Sophomore year: “Jesus is God.” They read St. Augustine and the New Testament.

Junior year: “What is God’s or Jesus’ impact on the world?”

Senior year: “What’s your place in the mission?” They end the year with “The Everlasting Man” by G.K. Chesterton.

Vande Hey said classical education “puts ideas together to see how things are connected, as opposed to putting everything in a silo.”

“We use the Socratic method. It’s been tried and true for 2,500 years because it works,” he said. “It allows people to explore and ask the big questions and it’s a safe environment for kids to challenge, to really make that idea their own. It’s kind of a lost art and we’re trying to reclaim that and use that here.”

Every student in the high school will participate in the arts, including debate, drama and music classes. Extracurricular sports are available, with plans for St. Ignatius Catholic High School to co-op with a local public high school to play sports that need a higher number of participants to form a team. 

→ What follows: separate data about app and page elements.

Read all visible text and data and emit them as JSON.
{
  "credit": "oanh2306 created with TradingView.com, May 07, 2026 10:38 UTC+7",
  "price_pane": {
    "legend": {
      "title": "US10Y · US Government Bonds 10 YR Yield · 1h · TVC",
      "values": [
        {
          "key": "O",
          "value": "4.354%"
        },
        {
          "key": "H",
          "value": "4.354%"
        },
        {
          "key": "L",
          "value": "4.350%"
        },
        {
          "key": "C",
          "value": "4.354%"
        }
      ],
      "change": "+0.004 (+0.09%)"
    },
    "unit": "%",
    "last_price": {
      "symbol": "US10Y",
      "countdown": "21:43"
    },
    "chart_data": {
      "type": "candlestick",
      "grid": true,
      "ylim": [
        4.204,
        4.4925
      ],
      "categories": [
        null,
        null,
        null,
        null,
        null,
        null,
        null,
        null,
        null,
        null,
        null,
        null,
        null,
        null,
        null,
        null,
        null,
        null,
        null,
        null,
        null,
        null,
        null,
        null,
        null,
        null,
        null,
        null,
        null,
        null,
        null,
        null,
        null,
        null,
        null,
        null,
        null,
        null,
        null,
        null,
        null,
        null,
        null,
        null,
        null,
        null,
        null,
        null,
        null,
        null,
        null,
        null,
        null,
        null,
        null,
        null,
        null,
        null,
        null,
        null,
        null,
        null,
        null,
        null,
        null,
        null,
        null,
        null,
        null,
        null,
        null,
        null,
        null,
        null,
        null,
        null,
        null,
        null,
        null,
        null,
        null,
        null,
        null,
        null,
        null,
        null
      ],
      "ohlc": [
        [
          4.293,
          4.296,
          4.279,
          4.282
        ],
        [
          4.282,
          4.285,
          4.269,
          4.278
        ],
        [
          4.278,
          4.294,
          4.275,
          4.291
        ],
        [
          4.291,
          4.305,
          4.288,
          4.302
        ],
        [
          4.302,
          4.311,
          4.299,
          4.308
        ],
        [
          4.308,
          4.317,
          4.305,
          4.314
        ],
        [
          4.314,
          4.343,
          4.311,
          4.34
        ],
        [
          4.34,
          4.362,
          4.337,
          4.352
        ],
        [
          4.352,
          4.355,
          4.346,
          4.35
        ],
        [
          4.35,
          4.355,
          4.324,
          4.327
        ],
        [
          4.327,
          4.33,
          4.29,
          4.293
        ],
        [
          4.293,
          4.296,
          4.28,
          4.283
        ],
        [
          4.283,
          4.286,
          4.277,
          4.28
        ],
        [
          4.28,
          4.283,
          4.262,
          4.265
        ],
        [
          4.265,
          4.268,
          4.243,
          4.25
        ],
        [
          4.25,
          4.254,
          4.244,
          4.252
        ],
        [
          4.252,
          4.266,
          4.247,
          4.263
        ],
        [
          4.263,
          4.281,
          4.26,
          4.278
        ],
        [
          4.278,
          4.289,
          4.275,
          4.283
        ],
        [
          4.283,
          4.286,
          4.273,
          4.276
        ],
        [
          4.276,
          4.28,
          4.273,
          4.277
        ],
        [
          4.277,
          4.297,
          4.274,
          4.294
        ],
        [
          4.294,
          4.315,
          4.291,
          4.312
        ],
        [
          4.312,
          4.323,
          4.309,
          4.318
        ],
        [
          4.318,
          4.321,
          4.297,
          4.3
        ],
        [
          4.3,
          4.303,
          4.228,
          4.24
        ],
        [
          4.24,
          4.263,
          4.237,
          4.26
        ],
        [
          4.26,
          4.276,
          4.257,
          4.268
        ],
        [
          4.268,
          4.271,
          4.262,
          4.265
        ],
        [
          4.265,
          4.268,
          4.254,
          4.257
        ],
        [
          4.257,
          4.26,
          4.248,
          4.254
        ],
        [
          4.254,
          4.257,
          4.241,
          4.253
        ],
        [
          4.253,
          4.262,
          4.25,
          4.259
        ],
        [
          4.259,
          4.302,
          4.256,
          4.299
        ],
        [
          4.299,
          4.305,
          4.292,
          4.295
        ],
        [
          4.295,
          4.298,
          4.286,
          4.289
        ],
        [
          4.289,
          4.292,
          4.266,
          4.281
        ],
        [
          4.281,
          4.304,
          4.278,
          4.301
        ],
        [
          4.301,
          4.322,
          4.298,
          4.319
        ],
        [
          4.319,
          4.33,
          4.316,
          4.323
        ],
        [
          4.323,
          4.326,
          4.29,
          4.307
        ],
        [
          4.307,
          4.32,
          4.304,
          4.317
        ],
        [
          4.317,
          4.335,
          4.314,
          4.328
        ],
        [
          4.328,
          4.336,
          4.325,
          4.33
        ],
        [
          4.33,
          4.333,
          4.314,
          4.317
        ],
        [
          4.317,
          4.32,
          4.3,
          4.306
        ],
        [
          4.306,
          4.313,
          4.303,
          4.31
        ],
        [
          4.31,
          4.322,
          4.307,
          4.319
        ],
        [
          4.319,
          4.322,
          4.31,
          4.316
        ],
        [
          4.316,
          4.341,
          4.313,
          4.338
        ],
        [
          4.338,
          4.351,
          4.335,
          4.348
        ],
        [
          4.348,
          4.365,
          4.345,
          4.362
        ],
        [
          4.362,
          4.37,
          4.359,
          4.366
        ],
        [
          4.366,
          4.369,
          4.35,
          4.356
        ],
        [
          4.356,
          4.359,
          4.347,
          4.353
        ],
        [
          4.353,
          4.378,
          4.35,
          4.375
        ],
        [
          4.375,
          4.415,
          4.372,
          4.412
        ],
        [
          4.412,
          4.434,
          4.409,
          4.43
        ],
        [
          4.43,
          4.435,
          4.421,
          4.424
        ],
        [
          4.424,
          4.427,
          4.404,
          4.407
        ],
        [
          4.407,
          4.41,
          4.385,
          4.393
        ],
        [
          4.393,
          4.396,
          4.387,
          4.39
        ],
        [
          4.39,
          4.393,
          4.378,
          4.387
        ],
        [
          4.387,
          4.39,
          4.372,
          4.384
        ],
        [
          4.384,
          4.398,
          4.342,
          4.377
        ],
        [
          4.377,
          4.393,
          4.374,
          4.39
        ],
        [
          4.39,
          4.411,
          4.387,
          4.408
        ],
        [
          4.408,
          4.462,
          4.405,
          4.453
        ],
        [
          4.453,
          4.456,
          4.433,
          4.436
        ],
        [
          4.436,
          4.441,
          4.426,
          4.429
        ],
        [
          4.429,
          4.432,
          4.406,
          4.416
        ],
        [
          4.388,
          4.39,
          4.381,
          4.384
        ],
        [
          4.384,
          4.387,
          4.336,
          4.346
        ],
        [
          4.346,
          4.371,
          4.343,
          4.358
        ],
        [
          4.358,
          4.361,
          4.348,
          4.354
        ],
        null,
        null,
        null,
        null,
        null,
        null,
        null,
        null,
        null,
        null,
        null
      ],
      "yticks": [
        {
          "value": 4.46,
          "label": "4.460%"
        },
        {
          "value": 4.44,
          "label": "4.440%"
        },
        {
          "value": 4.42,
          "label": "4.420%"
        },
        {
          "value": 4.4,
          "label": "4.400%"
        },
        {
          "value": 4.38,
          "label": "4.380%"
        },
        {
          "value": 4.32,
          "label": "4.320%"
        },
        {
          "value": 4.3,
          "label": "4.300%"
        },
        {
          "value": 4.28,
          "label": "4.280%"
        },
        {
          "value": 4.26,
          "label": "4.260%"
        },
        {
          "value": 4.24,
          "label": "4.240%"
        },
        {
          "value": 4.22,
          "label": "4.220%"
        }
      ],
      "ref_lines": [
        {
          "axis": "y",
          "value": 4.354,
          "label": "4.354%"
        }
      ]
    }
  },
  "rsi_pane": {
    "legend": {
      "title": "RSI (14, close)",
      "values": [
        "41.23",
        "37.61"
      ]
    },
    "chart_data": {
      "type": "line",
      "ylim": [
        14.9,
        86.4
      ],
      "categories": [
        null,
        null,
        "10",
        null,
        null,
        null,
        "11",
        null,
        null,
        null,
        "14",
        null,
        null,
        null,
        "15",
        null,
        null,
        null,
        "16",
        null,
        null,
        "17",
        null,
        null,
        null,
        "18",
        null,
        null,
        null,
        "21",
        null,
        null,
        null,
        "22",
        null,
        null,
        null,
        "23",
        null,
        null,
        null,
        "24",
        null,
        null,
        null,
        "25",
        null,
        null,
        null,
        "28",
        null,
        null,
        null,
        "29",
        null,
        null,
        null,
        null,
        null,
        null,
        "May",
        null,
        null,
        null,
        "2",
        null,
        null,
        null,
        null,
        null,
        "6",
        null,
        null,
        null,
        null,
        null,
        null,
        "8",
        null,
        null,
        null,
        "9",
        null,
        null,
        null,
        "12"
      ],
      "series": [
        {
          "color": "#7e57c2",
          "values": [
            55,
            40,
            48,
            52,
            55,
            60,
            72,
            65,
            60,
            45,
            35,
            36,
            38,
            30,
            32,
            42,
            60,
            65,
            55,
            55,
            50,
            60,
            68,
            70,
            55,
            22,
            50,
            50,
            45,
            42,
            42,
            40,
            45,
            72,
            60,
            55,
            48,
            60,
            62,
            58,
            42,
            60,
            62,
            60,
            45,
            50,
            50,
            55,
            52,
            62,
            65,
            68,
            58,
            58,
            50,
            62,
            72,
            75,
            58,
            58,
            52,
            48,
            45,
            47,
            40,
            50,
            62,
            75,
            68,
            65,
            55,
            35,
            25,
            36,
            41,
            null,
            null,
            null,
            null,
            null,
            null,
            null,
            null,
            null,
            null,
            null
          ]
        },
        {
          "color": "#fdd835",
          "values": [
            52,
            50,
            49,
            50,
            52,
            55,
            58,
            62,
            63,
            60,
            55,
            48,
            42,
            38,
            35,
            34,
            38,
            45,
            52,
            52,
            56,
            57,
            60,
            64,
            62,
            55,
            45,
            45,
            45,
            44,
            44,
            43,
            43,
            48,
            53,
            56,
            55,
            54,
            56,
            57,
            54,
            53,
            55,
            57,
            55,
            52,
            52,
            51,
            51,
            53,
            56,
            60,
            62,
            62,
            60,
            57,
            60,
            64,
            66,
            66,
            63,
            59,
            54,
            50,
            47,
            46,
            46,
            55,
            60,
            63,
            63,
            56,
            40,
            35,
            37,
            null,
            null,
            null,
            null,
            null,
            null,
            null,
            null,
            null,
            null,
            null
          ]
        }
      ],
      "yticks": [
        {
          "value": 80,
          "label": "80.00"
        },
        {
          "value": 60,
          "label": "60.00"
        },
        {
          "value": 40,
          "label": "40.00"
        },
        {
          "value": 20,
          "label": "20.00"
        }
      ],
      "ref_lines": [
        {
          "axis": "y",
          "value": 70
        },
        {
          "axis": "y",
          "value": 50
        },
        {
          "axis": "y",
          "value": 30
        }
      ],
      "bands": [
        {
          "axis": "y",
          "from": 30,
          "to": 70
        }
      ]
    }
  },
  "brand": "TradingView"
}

While parents appreciate the idea of a classical education for their children, that’s not the primary reason for choosing St. Ignatius, said Vande Hey. “The Catholic identity was the No. 1 thing parents are looking for. They want a school where their child can grow in prayer and grow as a Catholic disciple. They want their children to encounter Jesus every day at school,” he said.

Students get exactly that. Upperclassmen attend daily Mass. On Mondays, all of the students have the opportunity to go to eucharistic adoration. The middle school students have been praying the Liturgy of the Hours every morning since the grade school opened.